Format

Send to:

Choose Destination
See comment in PubMed Commons below
Oncogene. 2008 Aug 28;27(37):5057-68. doi: 10.1038/onc.2008.143. Epub 2008 May 26.

Mitochondrial redox signaling by p66Shc is involved in regulating androgenic growth stimulation of human prostate cancer cells.

Author information

  • 1Department of Biochemistry and Molecular Biology, University of Nebraska Medical Center, Omaha, NE 68198-5870, USA.

Abstract

p66Shc is shown to negatively regulate the life span in mice through reactive oxygen species (ROS) production. Recent reports, however, revealed that p66Shc protein level is significantly elevated in several human cancer tissues and growth-stimulated carcinoma cells, suggesting a mitogenic and carcinogenic role for p66Shc. In this communication, we demonstrate for the first time that p66Shc mediates androgenic growth signals in androgen-sensitive human prostate cancer cells through mitochondrial ROS production. Growth stimulation of prostate cancer cells with 5alpha-dihydrotestosterone (DHT) is accompanied by increased p66Shc level and ROS production, which is abolished by antioxidant treatments. However, antioxidant treatments do not affect the transcriptional activity of androgen receptor (AR) as observed by its inability to block DHT-induced prostate-specific antigen expression, an AR-dependent correlate of prostate cancer progression. Elevated expression of p66Shc by cDNA transfection increases the basal cell proliferation and, thus, reduces additional DHT-induced cell proliferation. Furthermore, DHT increases the translocation of p66Shc into mitochondria and its interaction with cytochrome c. Conversely, both redox-negative p66Shc mutant (W134F), which is deficient in cytochrome c interaction, and p66Shc small interfering RNA decrease DHT-induced cell proliferation. These results collectively reveal a novel role for p66Shc-ROS pathway in androgen-induced prostate cancer cell proliferation and, thus, may play a role in early prostate carcinogenesis.

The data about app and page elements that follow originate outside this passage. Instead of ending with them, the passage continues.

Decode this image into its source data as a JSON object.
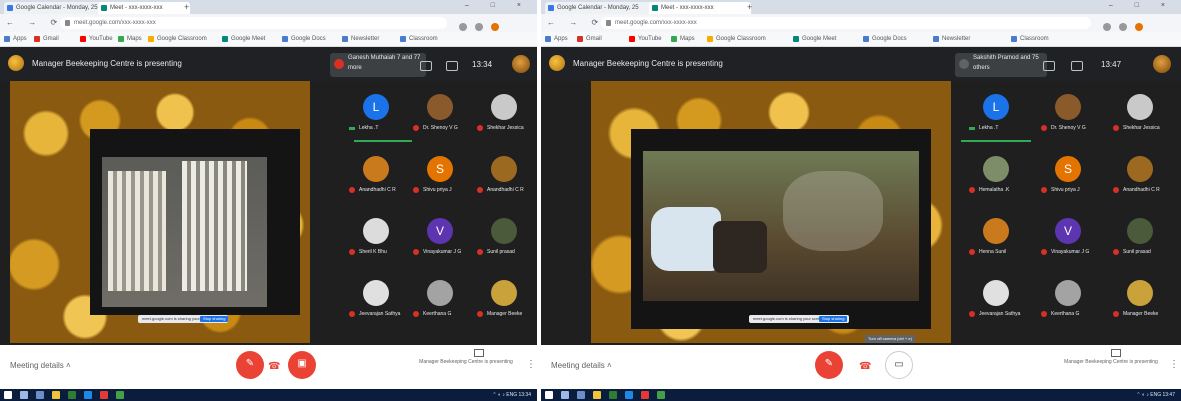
{
  "left": {
    "tabs": [
      "Google Calendar - Monday, 25",
      "Meet - xxx-xxxx-xxx"
    ],
    "url": "meet.google.com/xxx-xxxx-xxx",
    "bookmarks": [
      "Apps",
      "Gmail",
      "YouTube",
      "Maps",
      "Google Classroom",
      "Google Meet",
      "Google Docs",
      "Newsletter",
      "Classroom"
    ],
    "presenting_text": "Manager Beekeeping Centre is presenting",
    "self_tile": "Ganesh Muthaiah 7 and 77 more",
    "clock": "13:34",
    "participants": [
      {
        "name": "Lekha .T",
        "initial": "L",
        "color": "#1a73e8",
        "pinned": true
      },
      {
        "name": "Dr. Shenoy V G",
        "initial": "",
        "color": "#8b5a2b"
      },
      {
        "name": "Shekhar Jessica",
        "initial": "",
        "color": "#c9c9c9"
      },
      {
        "name": "Anandhadhi C R",
        "initial": "",
        "color": "#c97a1c"
      },
      {
        "name": "Shivu priya J",
        "initial": "S",
        "color": "#e37400"
      },
      {
        "name": "Anandhadhi C R",
        "initial": "",
        "color": "#9b6a20"
      },
      {
        "name": "Sheril K Bhu",
        "initial": "",
        "color": "#dcdcdc"
      },
      {
        "name": "Vinayakumar J G",
        "initial": "V",
        "color": "#5e35b1"
      },
      {
        "name": "Sunil prasad",
        "initial": "",
        "color": "#4a5a3a"
      },
      {
        "name": "Jeevarajan Sathya",
        "initial": "",
        "color": "#e0e0e0"
      },
      {
        "name": "Keerthana G",
        "initial": "",
        "color": "#a3a3a3"
      },
      {
        "name": "Manager Beeke",
        "initial": "",
        "color": "#caa23c"
      }
    ],
    "meeting_details": "Meeting details",
    "presenting_caption": "Manager Beekeeping Centre is presenting",
    "share_pill": "meet.google.com is sharing your screen",
    "share_btn": "Stop sharing",
    "tooltip": ""
  },
  "right": {
    "tabs": [
      "Google Calendar - Monday, 25",
      "Meet - xxx-xxxx-xxx"
    ],
    "url": "meet.google.com/xxx-xxxx-xxx",
    "bookmarks": [
      "Apps",
      "Gmail",
      "YouTube",
      "Maps",
      "Google Classroom",
      "Google Meet",
      "Google Docs",
      "Newsletter",
      "Classroom"
    ],
    "presenting_text": "Manager Beekeeping Centre is presenting",
    "self_tile": "Sakshith Pramod and 75 others",
    "clock": "13:47",
    "participants": [
      {
        "name": "Lekha .T",
        "initial": "L",
        "color": "#1a73e8",
        "pinned": true
      },
      {
        "name": "Dr. Shenoy V G",
        "initial": "",
        "color": "#8b5a2b"
      },
      {
        "name": "Shekhar Jessica",
        "initial": "",
        "color": "#c9c9c9"
      },
      {
        "name": "Hemalatha .K",
        "initial": "",
        "color": "#7d8d6a"
      },
      {
        "name": "Shivu priya J",
        "initial": "S",
        "color": "#e37400"
      },
      {
        "name": "Anandhadhi C R",
        "initial": "",
        "color": "#9b6a20"
      },
      {
        "name": "Henna Sunil",
        "initial": "",
        "color": "#c97a1c"
      },
      {
        "name": "Vinayakumar J G",
        "initial": "V",
        "color": "#5e35b1"
      },
      {
        "name": "Sunil prasad",
        "initial": "",
        "color": "#4a5a3a"
      },
      {
        "name": "Jeevarajan Sathya",
        "initial": "",
        "color": "#e0e0e0"
      },
      {
        "name": "Keerthana G",
        "initial": "",
        "color": "#a3a3a3"
      },
      {
        "name": "Manager Beeke",
        "initial": "",
        "color": "#caa23c"
      }
    ],
    "meeting_details": "Meeting details",
    "presenting_caption": "Manager Beekeeping Centre is presenting",
    "share_pill": "meet.google.com is sharing your screen",
    "share_btn": "Stop sharing",
    "tooltip": "Turn off camera (ctrl + e)"
  },
  "accent": "#ea4335",
  "icons": {
    "hangup": "phone-hangup-icon",
    "camera": "camera-icon",
    "mic": "mic-off-icon"
  }
}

PMID:
18504439
[PubMed - indexed for MEDLINE]
PMCID:
PMC2776635
Free PMC Article
PubMed Commons home

PubMed Commons

0 comments
How to join PubMed Commons

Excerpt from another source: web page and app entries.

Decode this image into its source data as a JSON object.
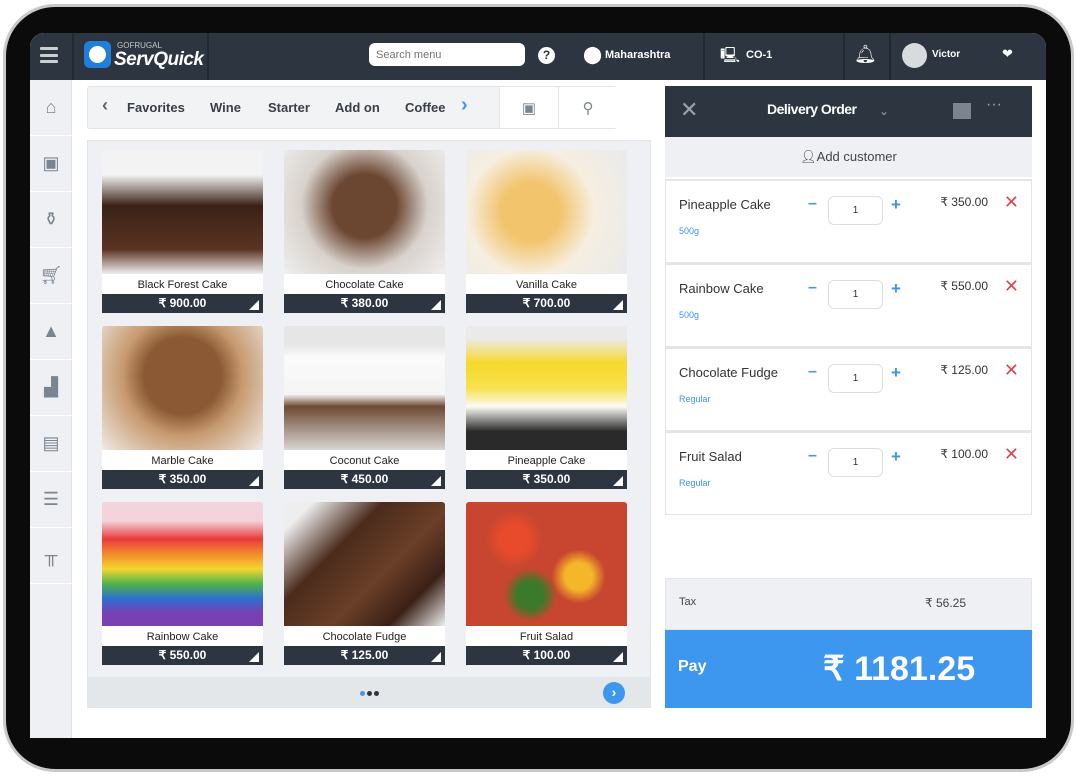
{
  "header": {
    "brand_top": "GOFRUGAL",
    "brand": "ServQuick",
    "search_placeholder": "Search menu",
    "help": "?",
    "location": "Maharashtra",
    "counter": "CO-1",
    "user": "Victor"
  },
  "sidebar": {
    "items": [
      "home-icon",
      "catalog-icon",
      "trolley-icon",
      "cart-icon",
      "purchase-icon",
      "reports-icon",
      "clipboard-icon",
      "settings-sliders-icon",
      "table-icon"
    ]
  },
  "categories": {
    "items": [
      "Favorites",
      "Wine",
      "Starter",
      "Add on",
      "Coffee"
    ]
  },
  "menu": {
    "items": [
      {
        "name": "Black Forest Cake",
        "price": "₹ 900.00"
      },
      {
        "name": "Chocolate Cake",
        "price": "₹ 380.00"
      },
      {
        "name": "Vanilla Cake",
        "price": "₹ 700.00"
      },
      {
        "name": "Marble Cake",
        "price": "₹ 350.00"
      },
      {
        "name": "Coconut Cake",
        "price": "₹ 450.00"
      },
      {
        "name": "Pineapple Cake",
        "price": "₹ 350.00"
      },
      {
        "name": "Rainbow Cake",
        "price": "₹ 550.00"
      },
      {
        "name": "Chocolate Fudge",
        "price": "₹ 125.00"
      },
      {
        "name": "Fruit Salad",
        "price": "₹ 100.00"
      }
    ]
  },
  "order": {
    "title": "Delivery Order",
    "add_customer": "Add customer",
    "items": [
      {
        "name": "Pineapple Cake",
        "variant": "500g",
        "qty": "1",
        "amount": "₹ 350.00"
      },
      {
        "name": "Rainbow Cake",
        "variant": "500g",
        "qty": "1",
        "amount": "₹ 550.00"
      },
      {
        "name": "Chocolate Fudge",
        "variant": "Regular",
        "qty": "1",
        "amount": "₹ 125.00"
      },
      {
        "name": "Fruit Salad",
        "variant": "Regular",
        "qty": "1",
        "amount": "₹ 100.00"
      }
    ],
    "tax_label": "Tax",
    "tax": "₹ 56.25",
    "pay_label": "Pay",
    "total": "₹ 1181.25"
  },
  "colors": {
    "header": "#2d3640",
    "accent": "#3d97ee",
    "delete": "#e0474c"
  }
}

    Supplemental Content

    Full text links

    Icon for Nature Publishing Group Icon for PubMed Central
    Loading ...
    Write to the Help Desk